B. Speed and Efficiency
Laser welding operates at high speeds, making it a preferred choice for industries that require rapid production cycles. The focused laser beam enables fast and efficient welding, reducing processing time and increasing overall productivity. Additionally, the non-contact nature of laser welding minimizes material distortion and eliminates the need for post-welding clean-up or finishing.
II. Advantages of Laser Welding
Laser welding offers numerous advantages over traditional welding techniques, making it a preferred choice in various industries. Below are some key benefits of laser welding:
A. Minimal Heat Affected Zone (HAZ)
Compared to conventional welding methods, laser welding results in a smaller heat affected zone (HAZ). The focused laser beam generates minimal heat input to the surrounding areas, reducing the risk of material distortion or damage. This attribute is particularly beneficial when working with heat-sensitive materials or intricate components.
B. Versatility in Material Compatibility
Laser welding offers excellent compatibility with a wide range of metals and alloys, including stainless steel, aluminum, titanium, and more. It can join dissimilar materials with varying thicknesses and properties, providing engineers with greater flexibility in design and manufacturing. This versatility has significant implications for industries like automotive and electronics, where different materials are commonly used.
C. Enhanced Weld Quality
The precise control provided by laser welding results in high-quality welds. The minimal weld defects, such as porosity, cracking, or distortion, contribute to the overall integrity and durability of the joint. This advantage is critical in safety-critical applications, such as aerospace or medical devices, where weld quality is of utmost importance.

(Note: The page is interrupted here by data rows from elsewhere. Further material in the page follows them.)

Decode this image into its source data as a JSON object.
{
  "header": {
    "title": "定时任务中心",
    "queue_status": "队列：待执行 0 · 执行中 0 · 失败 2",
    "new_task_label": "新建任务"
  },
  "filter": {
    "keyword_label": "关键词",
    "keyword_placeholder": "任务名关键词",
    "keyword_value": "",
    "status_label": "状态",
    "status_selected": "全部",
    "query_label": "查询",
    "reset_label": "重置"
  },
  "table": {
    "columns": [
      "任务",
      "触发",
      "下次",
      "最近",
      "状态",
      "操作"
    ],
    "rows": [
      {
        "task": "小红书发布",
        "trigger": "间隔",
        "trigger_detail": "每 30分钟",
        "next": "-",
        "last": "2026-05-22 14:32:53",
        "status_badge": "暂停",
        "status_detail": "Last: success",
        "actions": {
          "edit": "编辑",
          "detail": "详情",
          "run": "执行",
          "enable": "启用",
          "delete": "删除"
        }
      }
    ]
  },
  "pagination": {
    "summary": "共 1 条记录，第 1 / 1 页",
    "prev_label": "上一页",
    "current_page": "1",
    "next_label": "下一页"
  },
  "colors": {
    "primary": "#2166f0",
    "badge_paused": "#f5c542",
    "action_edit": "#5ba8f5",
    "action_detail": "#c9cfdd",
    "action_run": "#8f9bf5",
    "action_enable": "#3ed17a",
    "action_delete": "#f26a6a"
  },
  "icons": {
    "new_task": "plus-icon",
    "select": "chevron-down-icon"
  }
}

III. Applications of Laser Welding
The versatility and efficiency of laser welding have opened up a wide range of applications across various industries. Some notable applications include:
A. Automotive Industry
Laser welding has become a cornerstone technology in the automotive industry. It is extensively used in the production of vehicle components, such as body panels, exhaust systems, and engine components. The ability to join dissimilar materials, such as aluminum and steel, enables the creation of lightweight yet robust structures, improving fuel efficiency without compromising safety.
B. Aerospace and Defense
In the aerospace and defense sectors, laser welding plays a vital role in the fabrication of aircraft and spacecraft components. Its precise and efficient nature allows engineers to create complex structures, such as turbine blades, fuel tanks, and structural frames. The high-quality welds ensure the integrity and reliability of critical aerospace components.
C. Electronics and Microelectronics
Laser welding is widely employed in the electronics industry for the assembly of electronic components, such as circuit boards and sensors. The localized heat input and minimal HAZ make it ideal for joining delicate and heat-sensitive components. Furthermore, laser welding enables the production of miniaturized devices in the microelectronics sector, where precise and reliable connections are essential.
Laser welding has undoubtedly transformed the field of metal joining, offering unmatched precision, speed, and efficiency. Its ability to create high-quality welds, work with various materials, and cater to diverse applications has made it a game-changing technology across industries. As manufacturing processes continue to evolve, laser welding will undoubtedly remain at the forefront, driving innovation and enabling new possibilities in metal fabrication.